TM: It depends, but we do have a great talkback system. I basically have a stereo mix of all the talkbacks that I send to a matrix, then I send whatever I am cueing to that same matrix to my wireless cue system, so no matter what I am listening to, the talkbacks are also there too.
MC: Exactly, so if there’s a problem on my side I can say “hey we’re gonna switch this.” We always make sure we have direct communication, as it’s another tool to keep us ahead of the band. Some shows we’re more vocal than others, but we’re always on top of things.
Sounds like you’ve got the perfect setup going on…
TM: Unless we’re in Italy…
MC: [laughs] Yep, we’re all good until we go to Italy!
Paul Watson is the editor for Europe for Live Sound International and ProSoundWeb.
The Old Soundman: Fending Off Sadistic Sidemen
Did you ever imagine OSM would take pity on an innocent young engineer who is being unfairly tormented on a gig, by a mean old wanker?
Dear Old Soundman,
One of the bands I mix (that does corporate shows) has an older bass player who does nothing but complain about the sound every night.
“It’s too high-end-y, the sax should sound fuller, forget the singers!
Turn their damn monitors down now! You suck, get your ears fixed, etc.”
Yes, but does he say anything about turkey basters?
Now I should note that he is not the leader of the band, nor does he sign my check. The rest of the band is happy with what I do.
Could you … perhaps … talk to the Leader Of The Band, maybe, or whoever else signs your check?
Ask them, hey, why doesn’t Fecal Matter over here have to speak to me politely?
Do the Elephant Man routine, the line about “I am not a monster! I am a … Man!” That ought to go over well.
How do I deal with this guy?
Last year I saw a hilarious interchange, between a dark and stormy FOH/Tour Manager and his incredible stage crew. The techs were really good at what they did, and were relaxed and friendly.
Their boss called them a name and the drum tech replied in a thick New York accent, “So, what, you don’t have to speak to me like a person?” It irritated the guy so much, how they laughed at him when he vowed that they would never work for him again.
I wasn’t prepared for the rudeness that this individual then sprayed at me, whose check he definitely didn’t sign.

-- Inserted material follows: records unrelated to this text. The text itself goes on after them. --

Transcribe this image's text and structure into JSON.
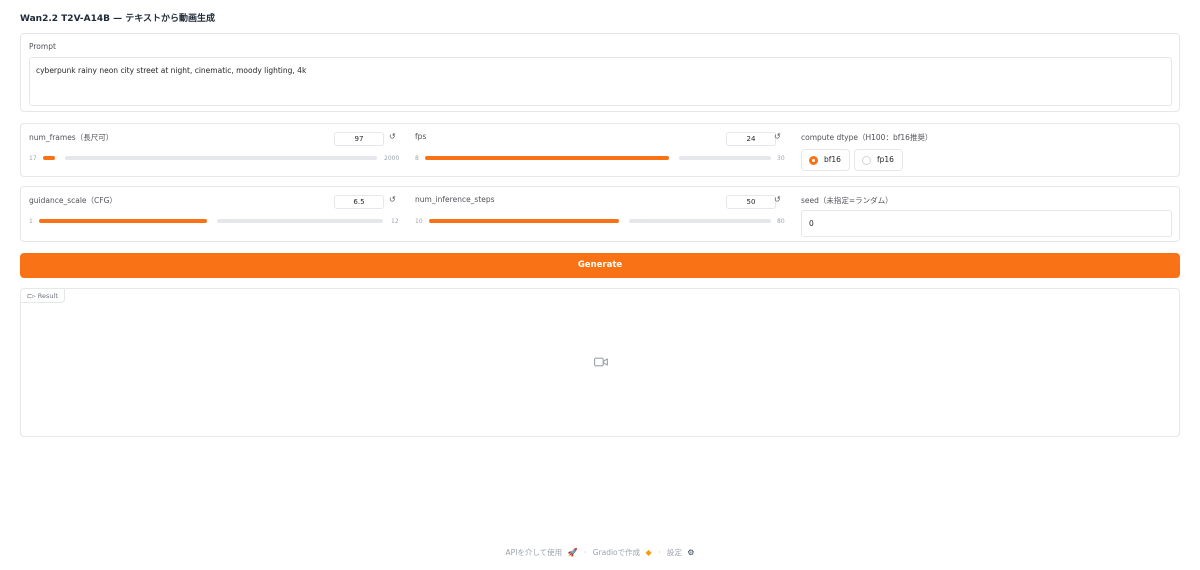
{
  "app": {
    "title": "Wan2.2 T2V-A14B — テキストから動画生成"
  },
  "prompt": {
    "label": "Prompt",
    "value": "cyberpunk rainy neon city street at night, cinematic, moody lighting, 4k"
  },
  "controls": {
    "num_frames": {
      "label": "num_frames（長尺可）",
      "value": "97",
      "min": "17",
      "max": "2000",
      "fraction": 0.04
    },
    "fps": {
      "label": "fps",
      "value": "24",
      "min": "8",
      "max": "30",
      "fraction": 0.73
    },
    "compute_dtype": {
      "label": "compute dtype（H100：bf16推奨）",
      "options": [
        "bf16",
        "fp16"
      ],
      "selected": "bf16"
    },
    "guidance_scale": {
      "label": "guidance_scale（CFG）",
      "value": "6.5",
      "min": "1",
      "max": "12",
      "fraction": 0.5
    },
    "num_inference_steps": {
      "label": "num_inference_steps",
      "value": "50",
      "min": "10",
      "max": "80",
      "fraction": 0.57
    },
    "seed": {
      "label": "seed（未指定=ランダム）",
      "value": "0"
    }
  },
  "generate": {
    "label": "Generate"
  },
  "result": {
    "label": "Result",
    "icon": "video-icon"
  },
  "footer": {
    "api": "APIを介して使用",
    "gradio": "Gradioで作成",
    "settings": "設定"
  },
  "colors": {
    "accent": "#f97316",
    "border": "#e5e7eb",
    "muted": "#9ca3af"
  }
}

I have personally been on the peace tip for about seven years now, and have been rewarded by Society for doing so, but I wanted to put this guy into a wall, really badly.
See, I came from an environment where you slugged someone who bothered you. Eventually, I had to temper that inclination, once I had a handgun around the house.
To be serious for two seconds here, you also need to look at how you appear, how you think of yourself, and whether you are dissatisfied with the gig.
Do you look this bonehead in the eye, or do you slink away and just take it? Are you truly confident of your competence?
I was getting jerked around once by a big lug. He walked up to a keyboard I was soundchecking under a tight schedule, and reached over and changed the patch I was using.
I blew up, he walked away laughing, and when I had the stage done, I found him outside the venue.
I faced him and said “What is it going to take to get you to act right with me?” I had had it. He was genuinely perplexed, and said he hadn’t known he was bothering me that much.
So – are you giving this individual the excuse of saying they weren’t aware you were bugging? Are you a frustrated musician, and look up to these lowlifes too much?
If you deserve better, are you willing to go elsewhere?
These are hard questions to answer. Contrary to popular opinion, every once in a while I do put the joking aside.
But don’t think i’m going to make a habit of it!
The Old Soundman
There’s simply no denying the love from The Old Soundman. Check out more from OSM here.